[Dataset excerpts]

· · · ·

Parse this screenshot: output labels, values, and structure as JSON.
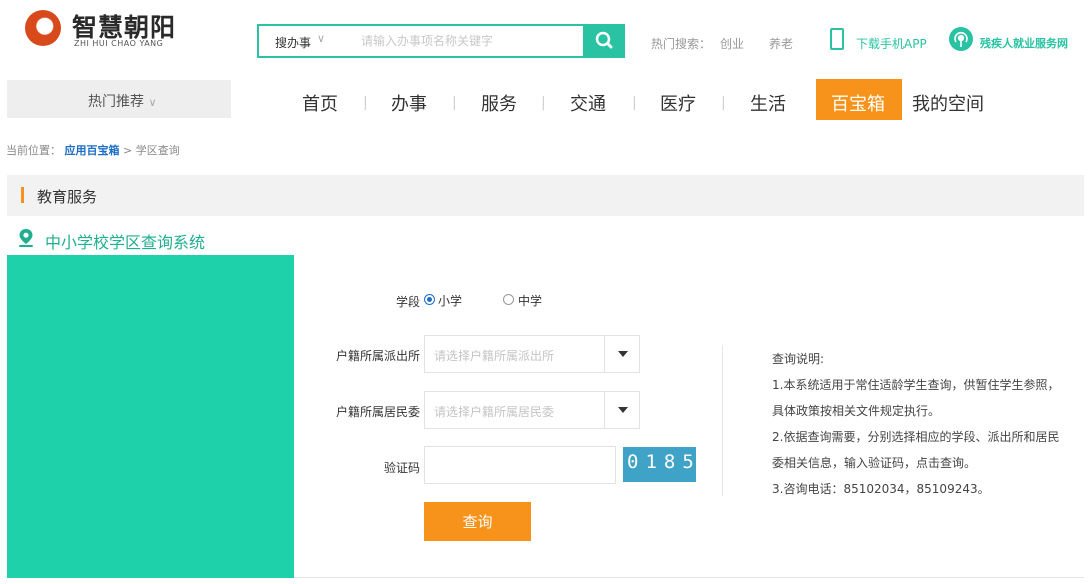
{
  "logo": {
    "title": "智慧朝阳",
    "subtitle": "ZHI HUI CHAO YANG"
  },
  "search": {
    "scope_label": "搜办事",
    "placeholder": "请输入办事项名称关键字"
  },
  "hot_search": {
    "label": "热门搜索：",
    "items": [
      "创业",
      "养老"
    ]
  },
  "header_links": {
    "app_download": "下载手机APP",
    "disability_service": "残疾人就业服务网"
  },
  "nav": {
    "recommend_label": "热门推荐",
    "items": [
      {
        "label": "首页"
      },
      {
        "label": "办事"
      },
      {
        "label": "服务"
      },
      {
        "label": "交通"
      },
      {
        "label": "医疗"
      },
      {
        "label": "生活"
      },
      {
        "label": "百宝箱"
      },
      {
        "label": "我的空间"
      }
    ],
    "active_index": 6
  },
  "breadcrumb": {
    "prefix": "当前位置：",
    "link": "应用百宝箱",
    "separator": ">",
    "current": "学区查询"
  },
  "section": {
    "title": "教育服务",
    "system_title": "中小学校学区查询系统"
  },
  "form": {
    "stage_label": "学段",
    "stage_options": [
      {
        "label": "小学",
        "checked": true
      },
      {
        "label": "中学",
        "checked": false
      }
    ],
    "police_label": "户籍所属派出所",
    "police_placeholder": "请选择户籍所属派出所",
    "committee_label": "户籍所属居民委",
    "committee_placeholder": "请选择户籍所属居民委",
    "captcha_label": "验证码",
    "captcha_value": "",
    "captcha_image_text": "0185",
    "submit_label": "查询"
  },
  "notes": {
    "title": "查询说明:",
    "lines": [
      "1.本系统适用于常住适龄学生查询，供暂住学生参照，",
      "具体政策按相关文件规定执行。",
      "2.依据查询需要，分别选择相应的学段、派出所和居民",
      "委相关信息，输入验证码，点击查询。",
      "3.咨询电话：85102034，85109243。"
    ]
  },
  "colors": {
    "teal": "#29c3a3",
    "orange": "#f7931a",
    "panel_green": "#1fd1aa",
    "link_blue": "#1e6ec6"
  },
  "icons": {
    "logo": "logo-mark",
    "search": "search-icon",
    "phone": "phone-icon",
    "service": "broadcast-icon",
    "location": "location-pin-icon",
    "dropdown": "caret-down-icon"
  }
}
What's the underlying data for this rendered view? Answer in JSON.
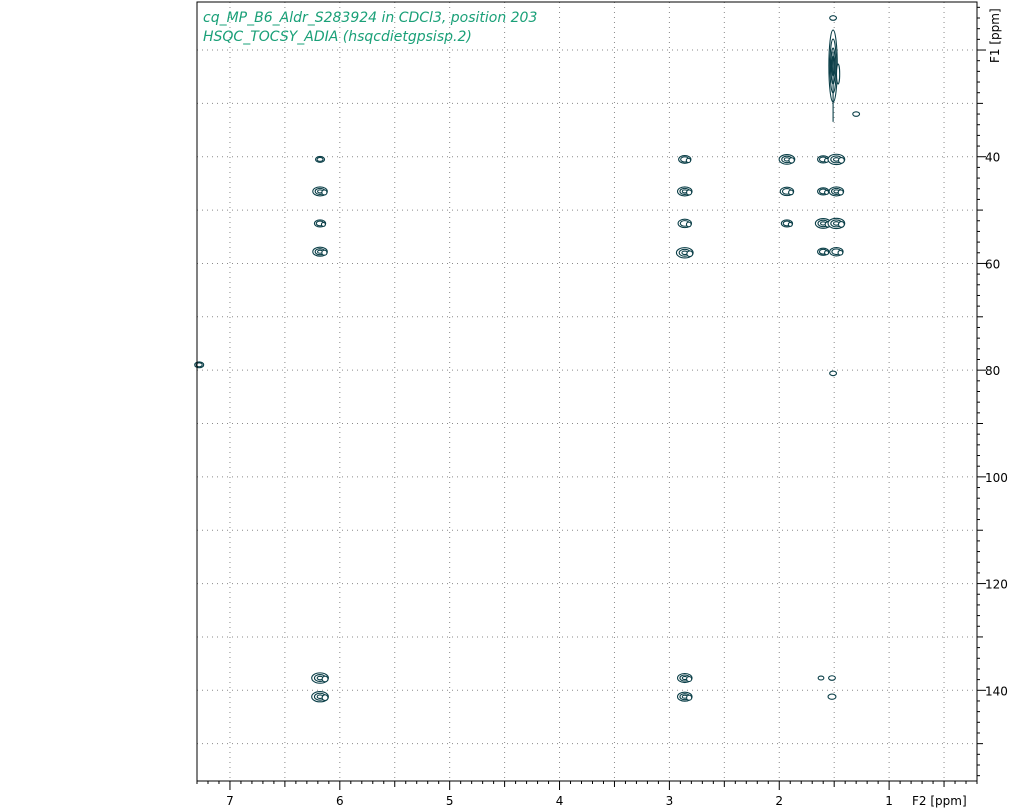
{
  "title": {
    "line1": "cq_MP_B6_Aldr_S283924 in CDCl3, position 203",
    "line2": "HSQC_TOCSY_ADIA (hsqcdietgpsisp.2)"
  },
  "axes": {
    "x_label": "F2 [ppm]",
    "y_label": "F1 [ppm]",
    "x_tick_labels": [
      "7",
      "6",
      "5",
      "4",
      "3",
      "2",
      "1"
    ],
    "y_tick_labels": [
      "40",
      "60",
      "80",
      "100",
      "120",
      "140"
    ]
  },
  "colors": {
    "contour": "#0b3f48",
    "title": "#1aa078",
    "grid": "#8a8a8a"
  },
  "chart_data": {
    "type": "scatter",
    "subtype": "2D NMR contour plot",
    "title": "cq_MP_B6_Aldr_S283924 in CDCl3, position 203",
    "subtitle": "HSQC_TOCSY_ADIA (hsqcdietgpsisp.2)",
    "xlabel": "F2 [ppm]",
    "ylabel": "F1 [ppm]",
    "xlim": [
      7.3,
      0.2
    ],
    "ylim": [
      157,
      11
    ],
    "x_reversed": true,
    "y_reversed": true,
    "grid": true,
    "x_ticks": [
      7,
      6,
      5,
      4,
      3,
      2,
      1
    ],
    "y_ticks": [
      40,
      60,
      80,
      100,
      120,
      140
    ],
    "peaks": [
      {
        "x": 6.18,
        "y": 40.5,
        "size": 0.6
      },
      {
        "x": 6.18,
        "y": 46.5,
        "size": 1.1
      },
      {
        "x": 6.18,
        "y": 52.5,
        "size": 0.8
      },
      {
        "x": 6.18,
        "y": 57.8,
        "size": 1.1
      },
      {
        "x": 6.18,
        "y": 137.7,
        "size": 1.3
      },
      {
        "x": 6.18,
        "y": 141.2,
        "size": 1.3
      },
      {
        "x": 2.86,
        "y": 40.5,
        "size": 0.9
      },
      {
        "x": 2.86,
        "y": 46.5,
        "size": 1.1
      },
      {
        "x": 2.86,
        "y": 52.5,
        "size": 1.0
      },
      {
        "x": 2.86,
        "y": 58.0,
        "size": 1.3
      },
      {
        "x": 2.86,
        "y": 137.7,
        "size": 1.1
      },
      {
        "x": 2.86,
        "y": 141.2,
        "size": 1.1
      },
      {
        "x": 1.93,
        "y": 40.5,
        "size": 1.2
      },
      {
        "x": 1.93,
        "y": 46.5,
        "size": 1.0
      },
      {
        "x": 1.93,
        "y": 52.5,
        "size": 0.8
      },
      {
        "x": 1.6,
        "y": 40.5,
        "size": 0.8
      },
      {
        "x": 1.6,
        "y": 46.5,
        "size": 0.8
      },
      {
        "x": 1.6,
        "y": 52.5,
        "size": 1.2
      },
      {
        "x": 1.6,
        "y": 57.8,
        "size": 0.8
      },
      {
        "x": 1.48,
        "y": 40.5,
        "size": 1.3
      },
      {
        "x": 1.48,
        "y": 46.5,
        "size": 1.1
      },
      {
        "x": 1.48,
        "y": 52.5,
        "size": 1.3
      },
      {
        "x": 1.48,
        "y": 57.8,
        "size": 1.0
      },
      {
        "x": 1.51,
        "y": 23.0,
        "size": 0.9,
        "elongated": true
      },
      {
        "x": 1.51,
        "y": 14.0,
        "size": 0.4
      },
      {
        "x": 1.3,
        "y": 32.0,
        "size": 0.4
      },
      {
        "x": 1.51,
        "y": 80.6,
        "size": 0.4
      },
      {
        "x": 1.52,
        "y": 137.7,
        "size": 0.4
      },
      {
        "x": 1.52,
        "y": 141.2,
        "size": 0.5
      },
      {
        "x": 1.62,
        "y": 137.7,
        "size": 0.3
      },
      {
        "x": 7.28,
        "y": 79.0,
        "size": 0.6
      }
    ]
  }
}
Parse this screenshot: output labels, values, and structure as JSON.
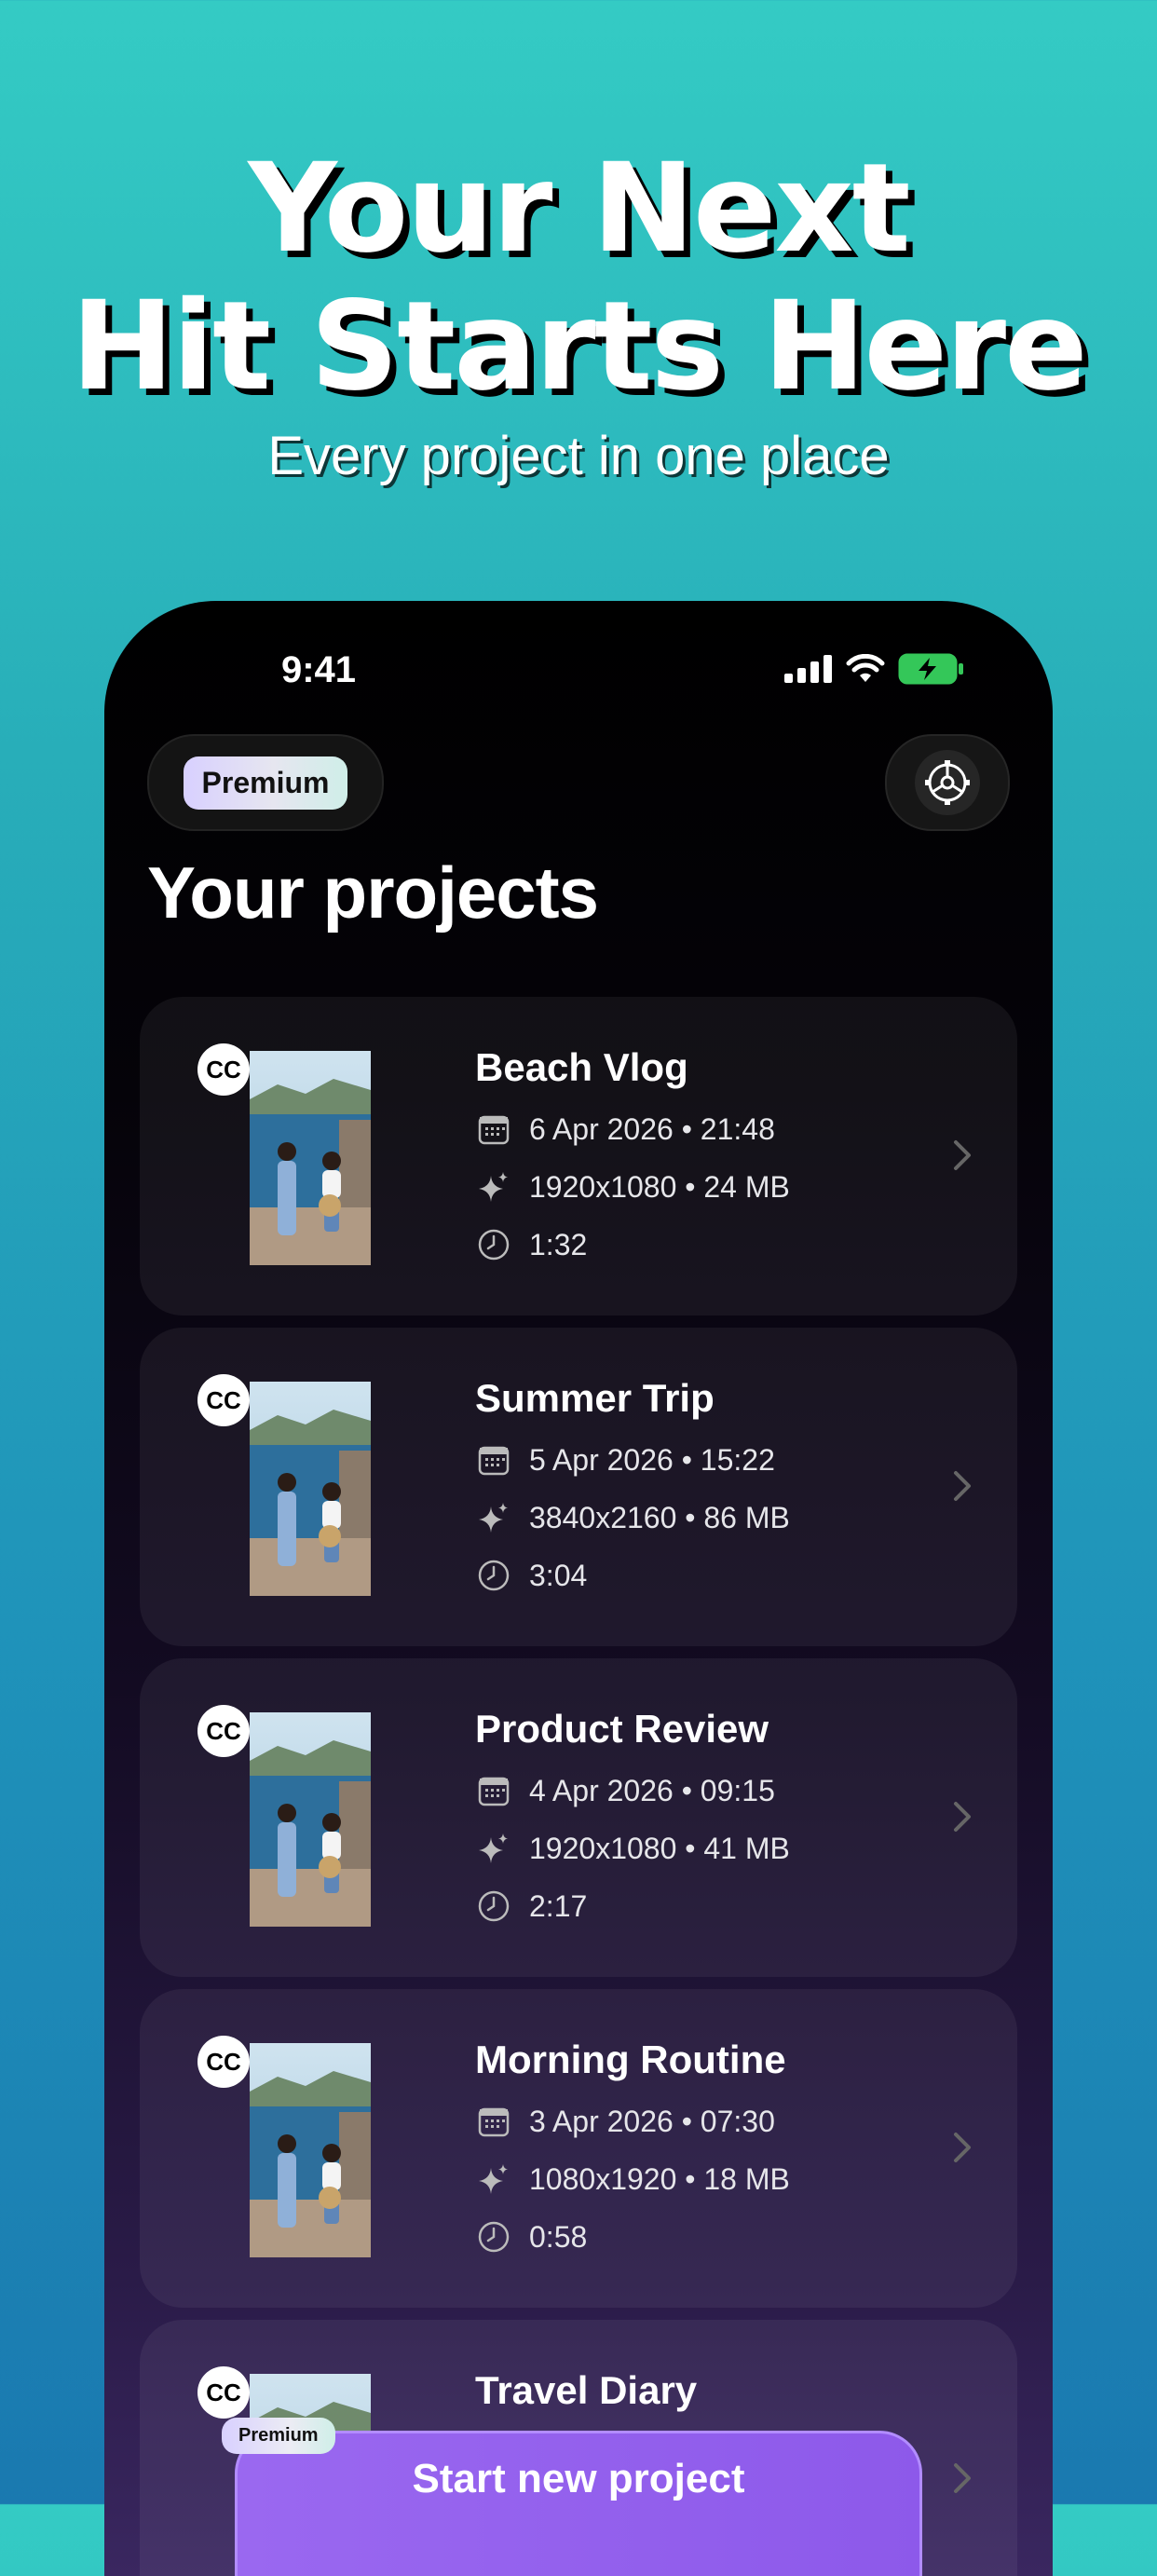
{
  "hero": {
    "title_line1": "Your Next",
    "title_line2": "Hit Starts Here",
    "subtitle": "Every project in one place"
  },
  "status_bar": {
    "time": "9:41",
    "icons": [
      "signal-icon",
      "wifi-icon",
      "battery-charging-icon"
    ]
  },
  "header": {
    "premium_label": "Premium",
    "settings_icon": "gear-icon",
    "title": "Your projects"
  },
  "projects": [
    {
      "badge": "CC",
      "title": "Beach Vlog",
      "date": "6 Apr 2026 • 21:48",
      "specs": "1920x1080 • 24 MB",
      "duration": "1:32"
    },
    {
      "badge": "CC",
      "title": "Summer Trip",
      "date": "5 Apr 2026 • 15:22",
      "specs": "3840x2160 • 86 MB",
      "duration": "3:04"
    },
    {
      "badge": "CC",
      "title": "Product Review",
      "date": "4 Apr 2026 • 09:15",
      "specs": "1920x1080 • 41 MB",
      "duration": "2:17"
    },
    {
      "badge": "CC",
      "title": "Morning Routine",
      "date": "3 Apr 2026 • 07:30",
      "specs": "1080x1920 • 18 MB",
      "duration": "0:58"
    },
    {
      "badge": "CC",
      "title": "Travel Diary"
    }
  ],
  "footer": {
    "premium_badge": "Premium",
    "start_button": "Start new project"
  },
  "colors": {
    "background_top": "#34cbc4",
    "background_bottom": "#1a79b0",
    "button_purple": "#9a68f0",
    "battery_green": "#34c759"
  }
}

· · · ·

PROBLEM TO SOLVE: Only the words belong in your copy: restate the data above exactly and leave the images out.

PROBLEM SOLUTION:
Parse this screenshot: output labels, values, and structure as JSON.
{
  "logo": {
    "title": "智慧朝阳",
    "subtitle": "ZHI HUI CHAO YANG"
  },
  "search": {
    "scope_label": "搜办事",
    "placeholder": "请输入办事项名称关键字"
  },
  "hot_search": {
    "label": "热门搜索：",
    "items": [
      "创业",
      "养老"
    ]
  },
  "header_links": {
    "app_download": "下载手机APP",
    "disability_service": "残疾人就业服务网"
  },
  "nav": {
    "recommend_label": "热门推荐",
    "items": [
      {
        "label": "首页"
      },
      {
        "label": "办事"
      },
      {
        "label": "服务"
      },
      {
        "label": "交通"
      },
      {
        "label": "医疗"
      },
      {
        "label": "生活"
      },
      {
        "label": "百宝箱"
      },
      {
        "label": "我的空间"
      }
    ],
    "active_index": 6
  },
  "breadcrumb": {
    "prefix": "当前位置：",
    "link": "应用百宝箱",
    "separator": ">",
    "current": "学区查询"
  },
  "section": {
    "title": "教育服务",
    "system_title": "中小学校学区查询系统"
  },
  "form": {
    "stage_label": "学段",
    "stage_options": [
      {
        "label": "小学",
        "checked": true
      },
      {
        "label": "中学",
        "checked": false
      }
    ],
    "police_label": "户籍所属派出所",
    "police_placeholder": "请选择户籍所属派出所",
    "committee_label": "户籍所属居民委",
    "committee_placeholder": "请选择户籍所属居民委",
    "captcha_label": "验证码",
    "captcha_value": "",
    "captcha_image_text": "0185",
    "submit_label": "查询"
  },
  "notes": {
    "title": "查询说明:",
    "lines": [
      "1.本系统适用于常住适龄学生查询，供暂住学生参照，",
      "具体政策按相关文件规定执行。",
      "2.依据查询需要，分别选择相应的学段、派出所和居民",
      "委相关信息，输入验证码，点击查询。",
      "3.咨询电话：85102034，85109243。"
    ]
  },
  "colors": {
    "teal": "#29c3a3",
    "orange": "#f7931a",
    "panel_green": "#1fd1aa",
    "link_blue": "#1e6ec6"
  },
  "icons": {
    "logo": "logo-mark",
    "search": "search-icon",
    "phone": "phone-icon",
    "service": "broadcast-icon",
    "location": "location-pin-icon",
    "dropdown": "caret-down-icon"
  }
}
What's the underlying data for this rendered view? Answer in JSON.
{
  "title": {
    "line1": "cq_MP_B6_Aldr_S283924 in CDCl3, position 203",
    "line2": "HSQC_TOCSY_ADIA (hsqcdietgpsisp.2)"
  },
  "axes": {
    "x_label": "F2 [ppm]",
    "y_label": "F1 [ppm]",
    "x_tick_labels": [
      "7",
      "6",
      "5",
      "4",
      "3",
      "2",
      "1"
    ],
    "y_tick_labels": [
      "40",
      "60",
      "80",
      "100",
      "120",
      "140"
    ]
  },
  "colors": {
    "contour": "#0b3f48",
    "title": "#1aa078",
    "grid": "#8a8a8a"
  },
  "chart_data": {
    "type": "scatter",
    "subtype": "2D NMR contour plot",
    "title": "cq_MP_B6_Aldr_S283924 in CDCl3, position 203",
    "subtitle": "HSQC_TOCSY_ADIA (hsqcdietgpsisp.2)",
    "xlabel": "F2 [ppm]",
    "ylabel": "F1 [ppm]",
    "xlim": [
      7.3,
      0.2
    ],
    "ylim": [
      157,
      11
    ],
    "x_reversed": true,
    "y_reversed": true,
    "grid": true,
    "x_ticks": [
      7,
      6,
      5,
      4,
      3,
      2,
      1
    ],
    "y_ticks": [
      40,
      60,
      80,
      100,
      120,
      140
    ],
    "peaks": [
      {
        "x": 6.18,
        "y": 40.5,
        "size": 0.6
      },
      {
        "x": 6.18,
        "y": 46.5,
        "size": 1.1
      },
      {
        "x": 6.18,
        "y": 52.5,
        "size": 0.8
      },
      {
        "x": 6.18,
        "y": 57.8,
        "size": 1.1
      },
      {
        "x": 6.18,
        "y": 137.7,
        "size": 1.3
      },
      {
        "x": 6.18,
        "y": 141.2,
        "size": 1.3
      },
      {
        "x": 2.86,
        "y": 40.5,
        "size": 0.9
      },
      {
        "x": 2.86,
        "y": 46.5,
        "size": 1.1
      },
      {
        "x": 2.86,
        "y": 52.5,
        "size": 1.0
      },
      {
        "x": 2.86,
        "y": 58.0,
        "size": 1.3
      },
      {
        "x": 2.86,
        "y": 137.7,
        "size": 1.1
      },
      {
        "x": 2.86,
        "y": 141.2,
        "size": 1.1
      },
      {
        "x": 1.93,
        "y": 40.5,
        "size": 1.2
      },
      {
        "x": 1.93,
        "y": 46.5,
        "size": 1.0
      },
      {
        "x": 1.93,
        "y": 52.5,
        "size": 0.8
      },
      {
        "x": 1.6,
        "y": 40.5,
        "size": 0.8
      },
      {
        "x": 1.6,
        "y": 46.5,
        "size": 0.8
      },
      {
        "x": 1.6,
        "y": 52.5,
        "size": 1.2
      },
      {
        "x": 1.6,
        "y": 57.8,
        "size": 0.8
      },
      {
        "x": 1.48,
        "y": 40.5,
        "size": 1.3
      },
      {
        "x": 1.48,
        "y": 46.5,
        "size": 1.1
      },
      {
        "x": 1.48,
        "y": 52.5,
        "size": 1.3
      },
      {
        "x": 1.48,
        "y": 57.8,
        "size": 1.0
      },
      {
        "x": 1.51,
        "y": 23.0,
        "size": 0.9,
        "elongated": true
      },
      {
        "x": 1.51,
        "y": 14.0,
        "size": 0.4
      },
      {
        "x": 1.3,
        "y": 32.0,
        "size": 0.4
      },
      {
        "x": 1.51,
        "y": 80.6,
        "size": 0.4
      },
      {
        "x": 1.52,
        "y": 137.7,
        "size": 0.4
      },
      {
        "x": 1.52,
        "y": 141.2,
        "size": 0.5
      },
      {
        "x": 1.62,
        "y": 137.7,
        "size": 0.3
      },
      {
        "x": 7.28,
        "y": 79.0,
        "size": 0.6
      }
    ]
  }
}
Parse this screenshot: output labels, values, and structure as JSON.
{
  "hero": {
    "title_line1": "Your Next",
    "title_line2": "Hit Starts Here",
    "subtitle": "Every project in one place"
  },
  "status_bar": {
    "time": "9:41",
    "icons": [
      "signal-icon",
      "wifi-icon",
      "battery-charging-icon"
    ]
  },
  "header": {
    "premium_label": "Premium",
    "settings_icon": "gear-icon",
    "title": "Your projects"
  },
  "projects": [
    {
      "badge": "CC",
      "title": "Beach Vlog",
      "date": "6 Apr 2026 • 21:48",
      "specs": "1920x1080 • 24 MB",
      "duration": "1:32"
    },
    {
      "badge": "CC",
      "title": "Summer Trip",
      "date": "5 Apr 2026 • 15:22",
      "specs": "3840x2160 • 86 MB",
      "duration": "3:04"
    },
    {
      "badge": "CC",
      "title": "Product Review",
      "date": "4 Apr 2026 • 09:15",
      "specs": "1920x1080 • 41 MB",
      "duration": "2:17"
    },
    {
      "badge": "CC",
      "title": "Morning Routine",
      "date": "3 Apr 2026 • 07:30",
      "specs": "1080x1920 • 18 MB",
      "duration": "0:58"
    },
    {
      "badge": "CC",
      "title": "Travel Diary"
    }
  ],
  "footer": {
    "premium_badge": "Premium",
    "start_button": "Start new project"
  },
  "colors": {
    "background_top": "#34cbc4",
    "background_bottom": "#1a79b0",
    "button_purple": "#9a68f0",
    "battery_green": "#34c759"
  }
}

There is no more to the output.